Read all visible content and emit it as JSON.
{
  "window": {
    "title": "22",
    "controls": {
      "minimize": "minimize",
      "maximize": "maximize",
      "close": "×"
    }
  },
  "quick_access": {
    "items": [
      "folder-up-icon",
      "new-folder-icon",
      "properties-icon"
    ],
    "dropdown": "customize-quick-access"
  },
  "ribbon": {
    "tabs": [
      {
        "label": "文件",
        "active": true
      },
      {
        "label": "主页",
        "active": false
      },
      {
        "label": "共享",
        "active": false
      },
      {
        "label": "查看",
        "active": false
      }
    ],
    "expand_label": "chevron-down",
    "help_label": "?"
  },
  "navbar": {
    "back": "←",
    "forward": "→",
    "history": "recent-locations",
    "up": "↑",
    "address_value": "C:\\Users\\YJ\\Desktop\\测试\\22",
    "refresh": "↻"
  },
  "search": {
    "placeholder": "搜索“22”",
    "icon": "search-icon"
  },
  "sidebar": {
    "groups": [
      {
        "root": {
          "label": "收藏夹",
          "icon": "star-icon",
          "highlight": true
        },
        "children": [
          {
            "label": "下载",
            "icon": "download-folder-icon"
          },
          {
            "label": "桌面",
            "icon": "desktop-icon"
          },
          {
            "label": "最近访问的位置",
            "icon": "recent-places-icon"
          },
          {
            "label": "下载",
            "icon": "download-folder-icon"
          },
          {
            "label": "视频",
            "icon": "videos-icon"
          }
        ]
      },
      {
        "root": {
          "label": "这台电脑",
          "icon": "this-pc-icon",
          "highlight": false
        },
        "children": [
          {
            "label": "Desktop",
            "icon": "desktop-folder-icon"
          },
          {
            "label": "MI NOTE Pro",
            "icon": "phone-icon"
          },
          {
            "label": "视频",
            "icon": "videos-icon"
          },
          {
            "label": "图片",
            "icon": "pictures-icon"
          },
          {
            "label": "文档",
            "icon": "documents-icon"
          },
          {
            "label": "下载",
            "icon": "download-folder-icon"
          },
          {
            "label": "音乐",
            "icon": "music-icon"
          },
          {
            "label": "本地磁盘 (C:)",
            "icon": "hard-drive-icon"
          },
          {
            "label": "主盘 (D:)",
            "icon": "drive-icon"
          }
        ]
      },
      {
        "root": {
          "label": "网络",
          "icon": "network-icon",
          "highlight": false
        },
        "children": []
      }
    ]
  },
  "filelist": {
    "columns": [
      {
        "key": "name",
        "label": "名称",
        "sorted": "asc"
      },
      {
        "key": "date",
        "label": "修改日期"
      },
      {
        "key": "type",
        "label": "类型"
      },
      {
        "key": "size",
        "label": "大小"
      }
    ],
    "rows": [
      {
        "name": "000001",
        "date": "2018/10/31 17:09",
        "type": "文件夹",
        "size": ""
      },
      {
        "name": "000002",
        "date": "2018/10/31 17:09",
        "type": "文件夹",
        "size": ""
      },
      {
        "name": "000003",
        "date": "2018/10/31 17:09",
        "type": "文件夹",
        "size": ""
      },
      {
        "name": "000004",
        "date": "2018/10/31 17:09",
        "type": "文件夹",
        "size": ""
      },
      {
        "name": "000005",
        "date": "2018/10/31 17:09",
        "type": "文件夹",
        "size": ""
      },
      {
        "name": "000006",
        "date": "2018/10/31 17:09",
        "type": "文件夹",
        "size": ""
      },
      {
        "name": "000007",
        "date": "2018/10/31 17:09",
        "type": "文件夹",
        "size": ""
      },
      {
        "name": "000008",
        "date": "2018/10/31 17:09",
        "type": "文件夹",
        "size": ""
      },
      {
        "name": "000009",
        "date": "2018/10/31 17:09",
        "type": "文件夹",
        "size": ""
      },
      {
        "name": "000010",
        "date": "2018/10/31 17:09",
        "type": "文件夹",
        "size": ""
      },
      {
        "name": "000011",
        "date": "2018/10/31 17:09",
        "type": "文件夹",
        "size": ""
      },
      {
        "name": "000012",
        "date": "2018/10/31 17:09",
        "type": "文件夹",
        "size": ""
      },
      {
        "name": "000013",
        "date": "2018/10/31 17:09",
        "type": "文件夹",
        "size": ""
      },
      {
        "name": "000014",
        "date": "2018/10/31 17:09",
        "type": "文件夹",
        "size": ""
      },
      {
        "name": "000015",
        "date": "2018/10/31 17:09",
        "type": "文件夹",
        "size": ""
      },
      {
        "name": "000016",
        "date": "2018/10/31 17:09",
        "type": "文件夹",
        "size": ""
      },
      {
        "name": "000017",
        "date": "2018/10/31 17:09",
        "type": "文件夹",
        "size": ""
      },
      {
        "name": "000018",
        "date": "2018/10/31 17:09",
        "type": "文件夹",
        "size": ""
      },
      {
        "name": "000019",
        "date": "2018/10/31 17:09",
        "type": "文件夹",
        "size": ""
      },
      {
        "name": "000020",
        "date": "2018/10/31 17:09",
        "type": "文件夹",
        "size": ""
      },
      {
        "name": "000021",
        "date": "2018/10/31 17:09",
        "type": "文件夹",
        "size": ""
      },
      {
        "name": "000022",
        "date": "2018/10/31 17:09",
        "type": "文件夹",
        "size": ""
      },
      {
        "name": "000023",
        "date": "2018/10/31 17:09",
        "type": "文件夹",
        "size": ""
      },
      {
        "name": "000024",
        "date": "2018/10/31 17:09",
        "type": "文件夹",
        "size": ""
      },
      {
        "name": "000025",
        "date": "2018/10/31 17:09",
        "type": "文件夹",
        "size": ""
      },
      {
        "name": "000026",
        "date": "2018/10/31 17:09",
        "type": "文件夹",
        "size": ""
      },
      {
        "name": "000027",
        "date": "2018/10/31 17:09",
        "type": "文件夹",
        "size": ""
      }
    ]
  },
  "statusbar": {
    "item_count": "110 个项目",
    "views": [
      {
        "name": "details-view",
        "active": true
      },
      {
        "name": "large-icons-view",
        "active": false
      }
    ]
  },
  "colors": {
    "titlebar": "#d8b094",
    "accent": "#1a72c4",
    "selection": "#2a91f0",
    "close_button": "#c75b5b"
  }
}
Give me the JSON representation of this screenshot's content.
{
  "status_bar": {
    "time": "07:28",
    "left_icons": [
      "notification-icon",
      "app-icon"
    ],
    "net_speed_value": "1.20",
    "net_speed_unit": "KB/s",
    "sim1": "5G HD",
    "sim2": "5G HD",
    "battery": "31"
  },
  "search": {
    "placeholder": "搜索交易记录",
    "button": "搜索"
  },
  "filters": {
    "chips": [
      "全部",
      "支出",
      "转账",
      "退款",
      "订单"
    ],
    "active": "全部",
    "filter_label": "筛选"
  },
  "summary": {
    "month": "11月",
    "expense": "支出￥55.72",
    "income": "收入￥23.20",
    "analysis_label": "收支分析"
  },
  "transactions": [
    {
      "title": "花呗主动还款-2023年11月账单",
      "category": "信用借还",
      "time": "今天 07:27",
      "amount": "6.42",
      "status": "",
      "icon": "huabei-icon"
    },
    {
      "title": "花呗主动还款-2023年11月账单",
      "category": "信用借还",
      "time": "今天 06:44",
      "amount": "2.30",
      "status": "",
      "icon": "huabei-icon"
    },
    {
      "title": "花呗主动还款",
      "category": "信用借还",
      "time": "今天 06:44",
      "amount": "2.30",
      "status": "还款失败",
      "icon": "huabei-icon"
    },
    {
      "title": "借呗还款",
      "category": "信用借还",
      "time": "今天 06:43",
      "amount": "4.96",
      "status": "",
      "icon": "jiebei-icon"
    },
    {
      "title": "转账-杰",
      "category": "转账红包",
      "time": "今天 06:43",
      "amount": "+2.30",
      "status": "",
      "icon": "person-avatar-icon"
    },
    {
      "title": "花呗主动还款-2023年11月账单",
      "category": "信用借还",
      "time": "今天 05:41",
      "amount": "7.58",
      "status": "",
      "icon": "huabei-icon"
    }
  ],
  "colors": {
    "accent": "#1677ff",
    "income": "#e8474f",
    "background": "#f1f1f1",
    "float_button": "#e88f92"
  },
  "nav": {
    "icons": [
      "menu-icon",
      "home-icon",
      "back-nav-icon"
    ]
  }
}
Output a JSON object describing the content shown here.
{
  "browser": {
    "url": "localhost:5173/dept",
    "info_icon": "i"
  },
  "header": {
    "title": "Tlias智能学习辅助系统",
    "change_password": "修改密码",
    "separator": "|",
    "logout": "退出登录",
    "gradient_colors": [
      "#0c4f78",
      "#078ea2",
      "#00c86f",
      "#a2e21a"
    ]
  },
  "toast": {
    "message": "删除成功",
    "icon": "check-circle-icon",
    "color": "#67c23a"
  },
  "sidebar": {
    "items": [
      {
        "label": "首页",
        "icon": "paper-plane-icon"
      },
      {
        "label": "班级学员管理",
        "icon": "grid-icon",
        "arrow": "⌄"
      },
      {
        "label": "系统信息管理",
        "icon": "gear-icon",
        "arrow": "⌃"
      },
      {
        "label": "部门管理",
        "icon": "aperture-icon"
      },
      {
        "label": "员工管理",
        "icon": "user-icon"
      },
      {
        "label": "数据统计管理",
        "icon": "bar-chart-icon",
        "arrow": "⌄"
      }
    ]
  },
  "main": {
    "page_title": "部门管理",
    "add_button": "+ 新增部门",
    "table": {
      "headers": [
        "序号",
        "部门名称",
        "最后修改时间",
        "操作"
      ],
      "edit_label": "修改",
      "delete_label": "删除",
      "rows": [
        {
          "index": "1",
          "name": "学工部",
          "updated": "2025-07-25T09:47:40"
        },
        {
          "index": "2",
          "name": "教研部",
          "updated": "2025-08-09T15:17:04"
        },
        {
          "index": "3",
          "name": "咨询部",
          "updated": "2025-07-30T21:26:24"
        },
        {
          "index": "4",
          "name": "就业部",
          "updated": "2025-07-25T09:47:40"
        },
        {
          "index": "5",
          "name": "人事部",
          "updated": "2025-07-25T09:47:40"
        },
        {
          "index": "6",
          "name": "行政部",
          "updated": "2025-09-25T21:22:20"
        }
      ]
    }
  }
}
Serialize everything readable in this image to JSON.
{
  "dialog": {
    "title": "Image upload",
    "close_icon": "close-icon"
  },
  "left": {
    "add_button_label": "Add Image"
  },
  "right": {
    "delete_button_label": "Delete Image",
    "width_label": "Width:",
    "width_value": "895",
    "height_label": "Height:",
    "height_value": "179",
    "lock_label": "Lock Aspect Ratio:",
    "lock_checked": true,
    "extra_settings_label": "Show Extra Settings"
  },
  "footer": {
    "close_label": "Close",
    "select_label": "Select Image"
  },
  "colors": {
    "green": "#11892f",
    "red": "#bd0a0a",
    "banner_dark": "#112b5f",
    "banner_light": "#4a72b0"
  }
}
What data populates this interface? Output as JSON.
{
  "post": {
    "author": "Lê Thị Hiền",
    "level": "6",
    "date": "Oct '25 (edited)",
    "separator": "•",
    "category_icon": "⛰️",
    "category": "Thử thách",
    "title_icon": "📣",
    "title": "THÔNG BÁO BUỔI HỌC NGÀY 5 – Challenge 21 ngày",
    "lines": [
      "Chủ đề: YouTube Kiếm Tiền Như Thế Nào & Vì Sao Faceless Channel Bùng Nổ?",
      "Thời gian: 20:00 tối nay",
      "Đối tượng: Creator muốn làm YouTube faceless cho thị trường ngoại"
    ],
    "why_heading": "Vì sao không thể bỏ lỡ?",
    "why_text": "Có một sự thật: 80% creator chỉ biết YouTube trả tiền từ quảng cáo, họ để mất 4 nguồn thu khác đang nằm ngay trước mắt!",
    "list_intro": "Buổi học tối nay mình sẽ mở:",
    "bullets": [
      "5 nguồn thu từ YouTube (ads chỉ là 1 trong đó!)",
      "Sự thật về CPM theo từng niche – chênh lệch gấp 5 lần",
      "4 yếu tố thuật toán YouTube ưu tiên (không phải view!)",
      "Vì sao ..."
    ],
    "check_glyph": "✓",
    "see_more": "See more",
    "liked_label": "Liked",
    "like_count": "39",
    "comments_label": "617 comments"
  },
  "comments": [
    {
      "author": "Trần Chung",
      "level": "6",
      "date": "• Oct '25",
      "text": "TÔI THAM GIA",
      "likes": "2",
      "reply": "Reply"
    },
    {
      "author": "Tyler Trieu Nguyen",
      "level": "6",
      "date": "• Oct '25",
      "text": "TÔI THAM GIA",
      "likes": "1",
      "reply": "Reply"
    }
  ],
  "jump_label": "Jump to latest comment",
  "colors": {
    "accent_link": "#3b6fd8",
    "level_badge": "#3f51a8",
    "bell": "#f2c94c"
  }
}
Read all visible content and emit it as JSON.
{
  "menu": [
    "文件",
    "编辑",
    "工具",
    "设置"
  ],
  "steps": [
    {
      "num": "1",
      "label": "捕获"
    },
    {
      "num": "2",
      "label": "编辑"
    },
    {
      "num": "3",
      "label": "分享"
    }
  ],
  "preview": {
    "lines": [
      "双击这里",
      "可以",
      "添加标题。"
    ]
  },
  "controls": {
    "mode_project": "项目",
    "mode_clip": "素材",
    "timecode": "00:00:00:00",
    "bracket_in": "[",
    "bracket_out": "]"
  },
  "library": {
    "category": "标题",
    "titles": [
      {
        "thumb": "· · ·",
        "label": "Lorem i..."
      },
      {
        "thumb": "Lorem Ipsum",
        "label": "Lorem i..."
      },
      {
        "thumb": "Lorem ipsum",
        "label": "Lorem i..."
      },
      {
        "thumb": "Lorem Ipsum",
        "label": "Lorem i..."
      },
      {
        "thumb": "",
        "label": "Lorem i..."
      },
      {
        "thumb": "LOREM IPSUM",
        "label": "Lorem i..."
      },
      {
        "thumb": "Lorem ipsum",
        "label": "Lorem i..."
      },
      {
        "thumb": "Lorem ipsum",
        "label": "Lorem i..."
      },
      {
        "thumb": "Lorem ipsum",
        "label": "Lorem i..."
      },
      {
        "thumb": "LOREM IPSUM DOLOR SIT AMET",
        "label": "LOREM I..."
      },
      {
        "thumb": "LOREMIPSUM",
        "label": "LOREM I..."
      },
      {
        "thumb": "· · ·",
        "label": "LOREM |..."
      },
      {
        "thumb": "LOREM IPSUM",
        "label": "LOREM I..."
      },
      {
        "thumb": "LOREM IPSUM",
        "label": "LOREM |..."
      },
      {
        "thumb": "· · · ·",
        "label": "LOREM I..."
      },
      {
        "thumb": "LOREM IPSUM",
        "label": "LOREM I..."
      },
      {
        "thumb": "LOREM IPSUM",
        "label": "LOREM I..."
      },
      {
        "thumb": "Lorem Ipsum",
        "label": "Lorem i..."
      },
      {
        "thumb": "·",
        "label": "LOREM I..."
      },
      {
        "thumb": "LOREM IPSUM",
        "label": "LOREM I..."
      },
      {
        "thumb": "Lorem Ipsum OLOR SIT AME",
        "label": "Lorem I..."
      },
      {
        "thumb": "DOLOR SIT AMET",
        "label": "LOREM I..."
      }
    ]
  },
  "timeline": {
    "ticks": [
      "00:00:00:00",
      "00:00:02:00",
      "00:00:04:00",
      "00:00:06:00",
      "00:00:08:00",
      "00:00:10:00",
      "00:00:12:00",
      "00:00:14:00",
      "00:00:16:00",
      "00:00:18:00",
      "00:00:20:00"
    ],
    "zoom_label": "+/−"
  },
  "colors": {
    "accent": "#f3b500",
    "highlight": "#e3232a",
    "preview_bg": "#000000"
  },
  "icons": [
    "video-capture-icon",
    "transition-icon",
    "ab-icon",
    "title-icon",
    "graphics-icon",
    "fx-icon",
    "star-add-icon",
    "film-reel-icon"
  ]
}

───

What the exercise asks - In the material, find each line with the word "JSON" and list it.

Result for this task -
Read all visible content and emit it as JSON.
Give me the JSON representation of this screenshot's content.
Output a JSON object describing the content shown here.
Serialize everything readable in this image to JSON.
What data populates this interface? Output as JSON.
Read all visible content and emit it as JSON.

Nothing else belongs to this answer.